(Data for the task Opens)

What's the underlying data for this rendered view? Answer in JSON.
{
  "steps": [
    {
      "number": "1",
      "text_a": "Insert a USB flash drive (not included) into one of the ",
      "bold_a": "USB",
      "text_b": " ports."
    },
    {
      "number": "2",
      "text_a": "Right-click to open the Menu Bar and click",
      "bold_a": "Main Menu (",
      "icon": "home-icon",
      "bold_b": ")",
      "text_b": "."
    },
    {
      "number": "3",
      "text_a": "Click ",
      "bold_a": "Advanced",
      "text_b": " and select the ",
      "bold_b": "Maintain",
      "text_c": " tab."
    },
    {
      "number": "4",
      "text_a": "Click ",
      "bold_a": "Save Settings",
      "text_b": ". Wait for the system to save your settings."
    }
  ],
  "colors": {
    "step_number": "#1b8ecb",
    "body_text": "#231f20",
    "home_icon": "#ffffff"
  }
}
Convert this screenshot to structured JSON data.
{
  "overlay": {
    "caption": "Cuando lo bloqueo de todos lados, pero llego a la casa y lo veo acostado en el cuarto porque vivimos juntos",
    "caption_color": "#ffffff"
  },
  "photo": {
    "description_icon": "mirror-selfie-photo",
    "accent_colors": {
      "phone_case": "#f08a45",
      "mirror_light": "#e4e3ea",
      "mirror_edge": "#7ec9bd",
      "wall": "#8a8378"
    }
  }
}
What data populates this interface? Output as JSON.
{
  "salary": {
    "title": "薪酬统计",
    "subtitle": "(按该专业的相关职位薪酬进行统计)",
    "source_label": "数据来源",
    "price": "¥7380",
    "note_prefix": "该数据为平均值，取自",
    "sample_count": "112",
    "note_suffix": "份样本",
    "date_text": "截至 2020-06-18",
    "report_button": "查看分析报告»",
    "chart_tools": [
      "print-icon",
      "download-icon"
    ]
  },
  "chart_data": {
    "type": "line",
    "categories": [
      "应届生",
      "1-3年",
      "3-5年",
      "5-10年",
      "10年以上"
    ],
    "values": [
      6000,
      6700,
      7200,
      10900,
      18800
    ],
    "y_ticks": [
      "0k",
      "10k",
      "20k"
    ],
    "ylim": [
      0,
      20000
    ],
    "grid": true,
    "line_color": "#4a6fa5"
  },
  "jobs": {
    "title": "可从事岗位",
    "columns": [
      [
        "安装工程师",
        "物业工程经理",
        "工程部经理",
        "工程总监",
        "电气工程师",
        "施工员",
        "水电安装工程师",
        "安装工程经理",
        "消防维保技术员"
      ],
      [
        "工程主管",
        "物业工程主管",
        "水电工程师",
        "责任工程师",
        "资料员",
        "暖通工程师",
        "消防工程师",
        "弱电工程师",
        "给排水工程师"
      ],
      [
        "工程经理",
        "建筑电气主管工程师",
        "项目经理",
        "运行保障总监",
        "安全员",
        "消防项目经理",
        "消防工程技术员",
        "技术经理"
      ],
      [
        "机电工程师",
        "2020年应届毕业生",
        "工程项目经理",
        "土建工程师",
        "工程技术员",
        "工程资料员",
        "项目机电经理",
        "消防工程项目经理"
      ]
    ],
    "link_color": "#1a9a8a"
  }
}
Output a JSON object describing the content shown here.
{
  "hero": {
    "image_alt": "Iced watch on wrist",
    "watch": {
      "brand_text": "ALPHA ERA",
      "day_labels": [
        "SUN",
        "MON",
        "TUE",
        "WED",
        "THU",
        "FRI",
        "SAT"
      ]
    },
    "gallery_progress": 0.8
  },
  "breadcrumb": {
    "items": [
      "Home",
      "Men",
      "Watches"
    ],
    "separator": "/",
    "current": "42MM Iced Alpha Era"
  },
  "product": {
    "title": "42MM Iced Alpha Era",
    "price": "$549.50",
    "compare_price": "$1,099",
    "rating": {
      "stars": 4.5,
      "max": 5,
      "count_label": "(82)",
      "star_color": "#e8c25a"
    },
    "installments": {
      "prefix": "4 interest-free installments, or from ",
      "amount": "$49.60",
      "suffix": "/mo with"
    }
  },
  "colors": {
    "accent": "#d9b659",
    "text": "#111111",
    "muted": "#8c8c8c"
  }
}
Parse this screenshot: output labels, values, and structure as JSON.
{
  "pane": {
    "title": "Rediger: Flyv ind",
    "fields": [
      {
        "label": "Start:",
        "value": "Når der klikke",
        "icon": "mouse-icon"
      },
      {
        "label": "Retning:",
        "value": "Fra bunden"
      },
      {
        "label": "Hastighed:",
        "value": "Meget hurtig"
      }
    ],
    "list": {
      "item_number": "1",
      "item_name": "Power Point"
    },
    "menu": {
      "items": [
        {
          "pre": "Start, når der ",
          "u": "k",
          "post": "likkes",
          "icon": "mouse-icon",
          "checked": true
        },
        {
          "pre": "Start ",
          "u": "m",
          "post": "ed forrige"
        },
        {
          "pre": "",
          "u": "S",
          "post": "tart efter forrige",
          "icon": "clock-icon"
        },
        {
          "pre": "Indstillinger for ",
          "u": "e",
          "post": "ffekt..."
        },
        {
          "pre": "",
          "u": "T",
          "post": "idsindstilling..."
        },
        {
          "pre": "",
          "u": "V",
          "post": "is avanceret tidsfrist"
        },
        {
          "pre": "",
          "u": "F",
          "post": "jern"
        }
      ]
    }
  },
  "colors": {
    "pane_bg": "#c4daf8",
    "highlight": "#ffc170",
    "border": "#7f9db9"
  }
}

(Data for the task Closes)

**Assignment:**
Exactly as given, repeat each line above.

**Final answer:**
What's the underlying data for this rendered view? Answer in JSON.
{
  "steps": [
    {
      "number": "1",
      "text_a": "Insert a USB flash drive (not included) into one of the ",
      "bold_a": "USB",
      "text_b": " ports."
    },
    {
      "number": "2",
      "text_a": "Right-click to open the Menu Bar and click",
      "bold_a": "Main Menu (",
      "icon": "home-icon",
      "bold_b": ")",
      "text_b": "."
    },
    {
      "number": "3",
      "text_a": "Click ",
      "bold_a": "Advanced",
      "text_b": " and select the ",
      "bold_b": "Maintain",
      "text_c": " tab."
    },
    {
      "number": "4",
      "text_a": "Click ",
      "bold_a": "Save Settings",
      "text_b": ". Wait for the system to save your settings."
    }
  ],
  "colors": {
    "step_number": "#1b8ecb",
    "body_text": "#231f20",
    "home_icon": "#ffffff"
  }
}
Convert this screenshot to structured JSON data.
{
  "overlay": {
    "caption": "Cuando lo bloqueo de todos lados, pero llego a la casa y lo veo acostado en el cuarto porque vivimos juntos",
    "caption_color": "#ffffff"
  },
  "photo": {
    "description_icon": "mirror-selfie-photo",
    "accent_colors": {
      "phone_case": "#f08a45",
      "mirror_light": "#e4e3ea",
      "mirror_edge": "#7ec9bd",
      "wall": "#8a8378"
    }
  }
}
What data populates this interface? Output as JSON.
{
  "salary": {
    "title": "薪酬统计",
    "subtitle": "(按该专业的相关职位薪酬进行统计)",
    "source_label": "数据来源",
    "price": "¥7380",
    "note_prefix": "该数据为平均值，取自",
    "sample_count": "112",
    "note_suffix": "份样本",
    "date_text": "截至 2020-06-18",
    "report_button": "查看分析报告»",
    "chart_tools": [
      "print-icon",
      "download-icon"
    ]
  },
  "chart_data": {
    "type": "line",
    "categories": [
      "应届生",
      "1-3年",
      "3-5年",
      "5-10年",
      "10年以上"
    ],
    "values": [
      6000,
      6700,
      7200,
      10900,
      18800
    ],
    "y_ticks": [
      "0k",
      "10k",
      "20k"
    ],
    "ylim": [
      0,
      20000
    ],
    "grid": true,
    "line_color": "#4a6fa5"
  },
  "jobs": {
    "title": "可从事岗位",
    "columns": [
      [
        "安装工程师",
        "物业工程经理",
        "工程部经理",
        "工程总监",
        "电气工程师",
        "施工员",
        "水电安装工程师",
        "安装工程经理",
        "消防维保技术员"
      ],
      [
        "工程主管",
        "物业工程主管",
        "水电工程师",
        "责任工程师",
        "资料员",
        "暖通工程师",
        "消防工程师",
        "弱电工程师",
        "给排水工程师"
      ],
      [
        "工程经理",
        "建筑电气主管工程师",
        "项目经理",
        "运行保障总监",
        "安全员",
        "消防项目经理",
        "消防工程技术员",
        "技术经理"
      ],
      [
        "机电工程师",
        "2020年应届毕业生",
        "工程项目经理",
        "土建工程师",
        "工程技术员",
        "工程资料员",
        "项目机电经理",
        "消防工程项目经理"
      ]
    ],
    "link_color": "#1a9a8a"
  }
}
Output a JSON object describing the content shown here.
{
  "hero": {
    "image_alt": "Iced watch on wrist",
    "watch": {
      "brand_text": "ALPHA ERA",
      "day_labels": [
        "SUN",
        "MON",
        "TUE",
        "WED",
        "THU",
        "FRI",
        "SAT"
      ]
    },
    "gallery_progress": 0.8
  },
  "breadcrumb": {
    "items": [
      "Home",
      "Men",
      "Watches"
    ],
    "separator": "/",
    "current": "42MM Iced Alpha Era"
  },
  "product": {
    "title": "42MM Iced Alpha Era",
    "price": "$549.50",
    "compare_price": "$1,099",
    "rating": {
      "stars": 4.5,
      "max": 5,
      "count_label": "(82)",
      "star_color": "#e8c25a"
    },
    "installments": {
      "prefix": "4 interest-free installments, or from ",
      "amount": "$49.60",
      "suffix": "/mo with"
    }
  },
  "colors": {
    "accent": "#d9b659",
    "text": "#111111",
    "muted": "#8c8c8c"
  }
}
Parse this screenshot: output labels, values, and structure as JSON.
{
  "pane": {
    "title": "Rediger: Flyv ind",
    "fields": [
      {
        "label": "Start:",
        "value": "Når der klikke",
        "icon": "mouse-icon"
      },
      {
        "label": "Retning:",
        "value": "Fra bunden"
      },
      {
        "label": "Hastighed:",
        "value": "Meget hurtig"
      }
    ],
    "list": {
      "item_number": "1",
      "item_name": "Power Point"
    },
    "menu": {
      "items": [
        {
          "pre": "Start, når der ",
          "u": "k",
          "post": "likkes",
          "icon": "mouse-icon",
          "checked": true
        },
        {
          "pre": "Start ",
          "u": "m",
          "post": "ed forrige"
        },
        {
          "pre": "",
          "u": "S",
          "post": "tart efter forrige",
          "icon": "clock-icon"
        },
        {
          "pre": "Indstillinger for ",
          "u": "e",
          "post": "ffekt..."
        },
        {
          "pre": "",
          "u": "T",
          "post": "idsindstilling..."
        },
        {
          "pre": "",
          "u": "V",
          "post": "is avanceret tidsfrist"
        },
        {
          "pre": "",
          "u": "F",
          "post": "jern"
        }
      ]
    }
  },
  "colors": {
    "pane_bg": "#c4daf8",
    "highlight": "#ffc170",
    "border": "#7f9db9"
  }
}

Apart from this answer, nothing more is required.